On the same day that we lost Jean Simmons, another screen performer died, someone who was much less of a household name than Simmons. James Mitchell passed away at 89, and his name might not be familiar even to those who watched him for decades on the daytime serial All My Children. To soap fans, he was simply Palmer Cortlandt, beginning in 1979. But Mitchell was a “name” to those of us who follow dance and Broadway and the movies. He had danced with American Ballet Theatre and was the first Harry Beaton in the original Broadway production of Brigadoon in 1947.
Mitchell was in Hollywood for the tail-end of the movie musical’s golden age, and he did manage to appear in two films that most musical lovers have seen countless times. In the fabulous Fred Astaire classic The Band Wagon (1953), Mitchell plays a snooty choreographer, the mentor to ballerina Cyd Charisse. Unfortunately, he doesn’t really get to dance here, merely rehearse with the two stars. In Oklahoma! Mitchell is Dream Curly, dancing Agnes DeMille’s iconic choreography in her beautiful dream ballet. But Mitchell’s finest musical moment on film comes in Deep in My Heart (1954), actually one of the worst of the MGM musicals, a biopic about Sigmund Romberg with a horrifying performance by Jose Ferrer (as Romberg). But the movie features a dance duet performed by Mitchell and Cyd Charisse, to the tune “One Alone” from The Desert Song. Probably Charisse’s best romantic dance without either Astaire or Gene Kelly, it is a sexy, hypnotic, and physically demanding number and a real showcase for Mitchell’s talent, presence, and dark handsomesness. The sequence should be a classic (and probably would be if not marooned in that awful movie).

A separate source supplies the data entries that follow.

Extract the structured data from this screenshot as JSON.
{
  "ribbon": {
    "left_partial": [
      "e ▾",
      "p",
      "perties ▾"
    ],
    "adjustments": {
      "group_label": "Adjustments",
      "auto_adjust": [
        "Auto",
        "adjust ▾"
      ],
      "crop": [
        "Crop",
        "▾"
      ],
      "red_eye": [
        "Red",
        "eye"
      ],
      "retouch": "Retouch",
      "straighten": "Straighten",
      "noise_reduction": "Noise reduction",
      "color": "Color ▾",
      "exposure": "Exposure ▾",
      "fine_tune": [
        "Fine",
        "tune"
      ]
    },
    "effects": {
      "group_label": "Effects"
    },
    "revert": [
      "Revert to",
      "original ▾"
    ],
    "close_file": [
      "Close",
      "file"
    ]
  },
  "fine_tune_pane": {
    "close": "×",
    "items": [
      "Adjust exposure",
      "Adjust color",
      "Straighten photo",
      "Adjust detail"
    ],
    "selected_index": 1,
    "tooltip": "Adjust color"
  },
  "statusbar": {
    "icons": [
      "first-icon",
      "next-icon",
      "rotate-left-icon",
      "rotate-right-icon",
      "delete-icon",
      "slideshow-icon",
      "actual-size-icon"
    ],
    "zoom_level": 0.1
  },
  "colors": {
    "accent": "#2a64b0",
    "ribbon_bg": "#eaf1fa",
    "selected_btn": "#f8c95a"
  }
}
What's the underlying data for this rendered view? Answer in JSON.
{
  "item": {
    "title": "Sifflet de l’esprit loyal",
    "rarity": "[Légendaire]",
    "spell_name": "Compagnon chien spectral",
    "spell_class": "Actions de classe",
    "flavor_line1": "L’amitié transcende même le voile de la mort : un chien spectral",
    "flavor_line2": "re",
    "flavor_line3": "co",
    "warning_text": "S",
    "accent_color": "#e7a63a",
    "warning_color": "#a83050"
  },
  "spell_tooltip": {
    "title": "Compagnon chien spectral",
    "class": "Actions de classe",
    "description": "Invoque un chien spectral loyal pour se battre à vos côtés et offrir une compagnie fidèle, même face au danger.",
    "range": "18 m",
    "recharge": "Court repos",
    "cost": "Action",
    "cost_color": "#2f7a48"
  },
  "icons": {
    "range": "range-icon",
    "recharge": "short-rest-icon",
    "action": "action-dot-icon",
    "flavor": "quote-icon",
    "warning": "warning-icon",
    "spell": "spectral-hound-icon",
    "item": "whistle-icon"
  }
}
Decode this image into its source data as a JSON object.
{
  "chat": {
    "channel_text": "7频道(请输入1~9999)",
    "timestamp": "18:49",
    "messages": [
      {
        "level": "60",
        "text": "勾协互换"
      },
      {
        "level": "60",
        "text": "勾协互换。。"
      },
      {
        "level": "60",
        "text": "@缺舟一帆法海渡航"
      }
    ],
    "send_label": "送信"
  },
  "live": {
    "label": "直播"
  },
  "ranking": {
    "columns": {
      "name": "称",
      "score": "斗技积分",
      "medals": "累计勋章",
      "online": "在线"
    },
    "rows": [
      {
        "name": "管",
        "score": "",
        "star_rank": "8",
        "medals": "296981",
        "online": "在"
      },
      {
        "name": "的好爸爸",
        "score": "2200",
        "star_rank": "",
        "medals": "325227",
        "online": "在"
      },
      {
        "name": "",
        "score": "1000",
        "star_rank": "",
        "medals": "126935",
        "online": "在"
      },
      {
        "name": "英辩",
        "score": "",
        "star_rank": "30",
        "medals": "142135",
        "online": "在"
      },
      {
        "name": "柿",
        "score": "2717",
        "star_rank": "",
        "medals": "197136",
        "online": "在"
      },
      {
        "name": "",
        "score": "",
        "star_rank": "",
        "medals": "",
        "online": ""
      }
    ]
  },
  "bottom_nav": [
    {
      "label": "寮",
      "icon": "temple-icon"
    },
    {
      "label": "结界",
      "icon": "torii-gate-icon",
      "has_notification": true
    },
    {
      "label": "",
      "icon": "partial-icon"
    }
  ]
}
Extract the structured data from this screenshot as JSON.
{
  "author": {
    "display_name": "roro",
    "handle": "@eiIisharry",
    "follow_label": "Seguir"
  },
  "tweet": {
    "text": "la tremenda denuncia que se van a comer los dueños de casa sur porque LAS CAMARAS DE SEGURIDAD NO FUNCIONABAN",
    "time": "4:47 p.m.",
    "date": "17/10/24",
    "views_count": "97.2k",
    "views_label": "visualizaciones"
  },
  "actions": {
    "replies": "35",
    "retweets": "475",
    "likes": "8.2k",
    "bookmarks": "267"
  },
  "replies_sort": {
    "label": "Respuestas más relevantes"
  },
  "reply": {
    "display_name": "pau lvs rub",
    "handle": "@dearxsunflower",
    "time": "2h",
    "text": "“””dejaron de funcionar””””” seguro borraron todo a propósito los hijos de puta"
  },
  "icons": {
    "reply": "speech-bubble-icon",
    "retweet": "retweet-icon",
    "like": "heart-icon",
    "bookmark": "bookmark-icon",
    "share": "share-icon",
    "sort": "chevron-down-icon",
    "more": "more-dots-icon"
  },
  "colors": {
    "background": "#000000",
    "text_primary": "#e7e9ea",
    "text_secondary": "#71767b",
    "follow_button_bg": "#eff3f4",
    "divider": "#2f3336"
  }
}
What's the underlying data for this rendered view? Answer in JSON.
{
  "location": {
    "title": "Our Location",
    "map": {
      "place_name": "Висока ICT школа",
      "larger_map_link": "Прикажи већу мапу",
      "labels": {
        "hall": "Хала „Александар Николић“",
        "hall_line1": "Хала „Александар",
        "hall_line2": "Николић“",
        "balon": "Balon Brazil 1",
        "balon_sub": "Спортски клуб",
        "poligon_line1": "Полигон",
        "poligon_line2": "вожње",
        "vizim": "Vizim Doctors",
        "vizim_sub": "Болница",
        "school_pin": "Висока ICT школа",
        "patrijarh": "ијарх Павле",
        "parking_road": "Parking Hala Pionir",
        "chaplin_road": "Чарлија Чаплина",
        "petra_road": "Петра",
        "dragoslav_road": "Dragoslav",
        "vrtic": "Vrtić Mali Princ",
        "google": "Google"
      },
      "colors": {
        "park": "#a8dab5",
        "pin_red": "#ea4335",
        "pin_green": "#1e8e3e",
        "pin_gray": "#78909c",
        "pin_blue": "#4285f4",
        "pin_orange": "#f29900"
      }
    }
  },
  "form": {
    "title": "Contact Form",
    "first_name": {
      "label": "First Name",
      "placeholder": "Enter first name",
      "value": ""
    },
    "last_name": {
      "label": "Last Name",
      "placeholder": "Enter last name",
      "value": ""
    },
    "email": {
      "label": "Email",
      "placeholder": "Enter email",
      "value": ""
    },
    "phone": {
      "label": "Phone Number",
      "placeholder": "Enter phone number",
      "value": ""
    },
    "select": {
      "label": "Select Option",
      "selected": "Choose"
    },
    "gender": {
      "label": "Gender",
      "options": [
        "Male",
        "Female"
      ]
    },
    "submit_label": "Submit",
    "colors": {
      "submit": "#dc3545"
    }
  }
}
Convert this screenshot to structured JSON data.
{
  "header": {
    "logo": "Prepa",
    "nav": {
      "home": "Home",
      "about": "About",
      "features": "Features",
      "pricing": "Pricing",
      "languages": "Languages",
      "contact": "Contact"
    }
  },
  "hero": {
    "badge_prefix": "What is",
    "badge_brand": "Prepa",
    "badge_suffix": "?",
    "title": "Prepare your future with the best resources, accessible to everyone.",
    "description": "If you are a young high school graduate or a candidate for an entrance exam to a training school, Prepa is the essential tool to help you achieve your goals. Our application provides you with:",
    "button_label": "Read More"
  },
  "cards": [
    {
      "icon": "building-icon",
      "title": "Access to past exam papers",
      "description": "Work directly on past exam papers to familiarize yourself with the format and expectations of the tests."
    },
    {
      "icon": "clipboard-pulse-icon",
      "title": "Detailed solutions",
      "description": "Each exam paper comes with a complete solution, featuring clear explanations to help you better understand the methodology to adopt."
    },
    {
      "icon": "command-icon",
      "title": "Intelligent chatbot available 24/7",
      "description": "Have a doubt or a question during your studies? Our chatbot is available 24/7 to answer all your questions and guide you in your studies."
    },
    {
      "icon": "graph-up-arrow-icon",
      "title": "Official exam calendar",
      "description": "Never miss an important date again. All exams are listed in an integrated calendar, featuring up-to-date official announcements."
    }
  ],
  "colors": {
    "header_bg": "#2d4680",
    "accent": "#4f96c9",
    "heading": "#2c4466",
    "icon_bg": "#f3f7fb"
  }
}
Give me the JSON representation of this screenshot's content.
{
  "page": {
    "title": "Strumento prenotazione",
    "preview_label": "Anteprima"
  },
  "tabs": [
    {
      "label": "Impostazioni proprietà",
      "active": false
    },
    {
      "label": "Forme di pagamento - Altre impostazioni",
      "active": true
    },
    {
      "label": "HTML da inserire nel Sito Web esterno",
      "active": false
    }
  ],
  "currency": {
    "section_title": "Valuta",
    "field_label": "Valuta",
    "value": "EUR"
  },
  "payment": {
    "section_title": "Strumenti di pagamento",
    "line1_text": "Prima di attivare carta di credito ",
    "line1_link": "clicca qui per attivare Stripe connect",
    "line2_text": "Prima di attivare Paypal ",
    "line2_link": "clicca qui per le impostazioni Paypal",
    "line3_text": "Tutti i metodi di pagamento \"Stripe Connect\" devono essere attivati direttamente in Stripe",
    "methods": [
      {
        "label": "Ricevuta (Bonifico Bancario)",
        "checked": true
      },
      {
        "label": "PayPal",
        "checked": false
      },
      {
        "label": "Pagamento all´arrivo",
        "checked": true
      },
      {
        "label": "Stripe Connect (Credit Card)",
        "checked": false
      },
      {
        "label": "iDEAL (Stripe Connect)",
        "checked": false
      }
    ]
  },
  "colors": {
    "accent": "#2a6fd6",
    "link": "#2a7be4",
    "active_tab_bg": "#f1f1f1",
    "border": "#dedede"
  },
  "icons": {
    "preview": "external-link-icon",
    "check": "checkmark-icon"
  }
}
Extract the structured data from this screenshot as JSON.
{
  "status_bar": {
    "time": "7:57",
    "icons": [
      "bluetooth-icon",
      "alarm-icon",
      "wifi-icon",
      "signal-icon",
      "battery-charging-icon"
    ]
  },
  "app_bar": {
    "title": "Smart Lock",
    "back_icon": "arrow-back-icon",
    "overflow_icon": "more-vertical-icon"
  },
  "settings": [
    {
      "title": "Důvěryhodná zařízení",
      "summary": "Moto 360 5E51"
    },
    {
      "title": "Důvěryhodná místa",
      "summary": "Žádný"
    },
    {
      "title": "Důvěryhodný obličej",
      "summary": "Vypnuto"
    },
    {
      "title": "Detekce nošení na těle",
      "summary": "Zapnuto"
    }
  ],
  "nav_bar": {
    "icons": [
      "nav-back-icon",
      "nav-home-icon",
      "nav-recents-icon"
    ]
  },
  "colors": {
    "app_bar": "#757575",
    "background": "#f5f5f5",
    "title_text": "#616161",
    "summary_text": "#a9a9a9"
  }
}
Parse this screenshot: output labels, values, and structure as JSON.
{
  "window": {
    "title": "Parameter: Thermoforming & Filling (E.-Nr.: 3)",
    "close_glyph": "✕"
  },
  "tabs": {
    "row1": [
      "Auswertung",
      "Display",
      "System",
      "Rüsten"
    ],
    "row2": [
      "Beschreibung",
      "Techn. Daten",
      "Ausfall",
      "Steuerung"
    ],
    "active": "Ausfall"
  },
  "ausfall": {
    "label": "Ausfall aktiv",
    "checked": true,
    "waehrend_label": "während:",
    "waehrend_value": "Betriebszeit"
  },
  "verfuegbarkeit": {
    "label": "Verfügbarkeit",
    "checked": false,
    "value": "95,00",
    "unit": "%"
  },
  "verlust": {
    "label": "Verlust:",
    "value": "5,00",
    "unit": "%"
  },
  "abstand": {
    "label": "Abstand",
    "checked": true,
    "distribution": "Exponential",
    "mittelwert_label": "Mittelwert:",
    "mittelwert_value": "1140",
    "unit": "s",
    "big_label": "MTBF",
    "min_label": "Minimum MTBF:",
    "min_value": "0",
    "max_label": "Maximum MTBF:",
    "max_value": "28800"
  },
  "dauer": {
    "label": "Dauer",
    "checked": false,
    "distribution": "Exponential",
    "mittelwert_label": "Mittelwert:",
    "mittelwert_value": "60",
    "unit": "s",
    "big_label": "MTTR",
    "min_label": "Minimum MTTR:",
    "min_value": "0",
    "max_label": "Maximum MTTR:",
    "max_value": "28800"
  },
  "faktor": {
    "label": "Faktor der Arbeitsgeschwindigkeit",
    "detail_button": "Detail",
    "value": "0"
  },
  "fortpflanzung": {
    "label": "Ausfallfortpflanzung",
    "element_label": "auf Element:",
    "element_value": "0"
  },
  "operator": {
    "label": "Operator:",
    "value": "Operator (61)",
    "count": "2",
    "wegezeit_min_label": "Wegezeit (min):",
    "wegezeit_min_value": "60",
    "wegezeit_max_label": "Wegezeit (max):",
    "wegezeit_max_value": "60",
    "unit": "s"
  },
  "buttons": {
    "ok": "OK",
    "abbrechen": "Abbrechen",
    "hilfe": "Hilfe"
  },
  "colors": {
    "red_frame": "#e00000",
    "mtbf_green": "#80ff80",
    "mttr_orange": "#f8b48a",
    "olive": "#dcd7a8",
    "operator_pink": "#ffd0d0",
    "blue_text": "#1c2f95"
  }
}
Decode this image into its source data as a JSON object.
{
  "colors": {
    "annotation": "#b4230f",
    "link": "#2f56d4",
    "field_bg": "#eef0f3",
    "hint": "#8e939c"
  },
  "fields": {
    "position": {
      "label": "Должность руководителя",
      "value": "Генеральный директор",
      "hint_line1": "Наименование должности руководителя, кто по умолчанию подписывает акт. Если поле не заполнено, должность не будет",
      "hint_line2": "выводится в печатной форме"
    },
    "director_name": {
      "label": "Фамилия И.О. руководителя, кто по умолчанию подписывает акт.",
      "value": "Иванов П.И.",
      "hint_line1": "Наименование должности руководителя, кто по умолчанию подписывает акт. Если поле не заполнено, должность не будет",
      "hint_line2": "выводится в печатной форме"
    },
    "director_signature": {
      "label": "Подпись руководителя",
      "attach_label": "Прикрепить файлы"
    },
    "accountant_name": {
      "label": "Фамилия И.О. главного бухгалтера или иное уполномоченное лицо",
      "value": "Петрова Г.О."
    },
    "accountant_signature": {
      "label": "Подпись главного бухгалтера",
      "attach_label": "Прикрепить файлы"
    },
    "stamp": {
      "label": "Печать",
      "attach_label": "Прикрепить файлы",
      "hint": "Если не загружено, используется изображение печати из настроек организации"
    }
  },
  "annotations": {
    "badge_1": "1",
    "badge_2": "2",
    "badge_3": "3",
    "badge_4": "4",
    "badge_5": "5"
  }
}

When I finished writing my book Screen Savers, which covers forty underrated movies of the 20th century, I noticed that Mitchell just happened to be in three of the films, not one of them a musical. Odder still was the fact that he didn’t make many non-musical pictures. Mitchell plays disparate supporting roles in this trio, all from MGM. In Border Incident (1949), Anthony Mann’s terrific docudrama noir, Mitchell is a Mexican farm worker (with a good Mexican accent), sharing a strong rapport with the film’s star, Ricardo Montalban, who plays a Mexican undercover agent. Even better is Mann’s western Devil’s Doorway (1950), a deeply moving film containing the best performance Robert Taylor ever gave. Taylor plays an Indian, as does Mitchell, in a no-win situation with westward-moving homesteaders and anti-Indian land laws. The movie packs quite a punch and will someday, finally, be recognized as a classic.
The third Mitchell movie in Screen Savers is Jacques Tourneur’s beautiful Stars in My Crown (1950), an honest heartwarmer about small-town American life in the latter part of the 19th century. The star is wonderful Joel McCrea at his best, simple and effortless and unerringly believable. He plays the plain-speaking parson, and Mitchell, in his best role, is the new doctor in town (son of the old doctor, who is soon to be deceased). For a while, Mitchell’s character, a citified gentleman, doesn’t want to be stuck in this nowhere burg. Good things happen (he finds love with schoolteacher Amanda Blake) and bad things happen (an outbreak of typhoid fever). At odds with McCrea’s character for much of the film, Mitchell gives a remarkably fine performance. His conversion from stuck-up outsider to committed community member is vividly drawn and plausibly timed.
So, if you think of Mitchell only as that fellow lifting Dream Laurey, or sharing the small screen with Susan Lucci, then it’s time to check out his black-and-white trio of outstanding dramas and give him his due as a solid big-screen actor.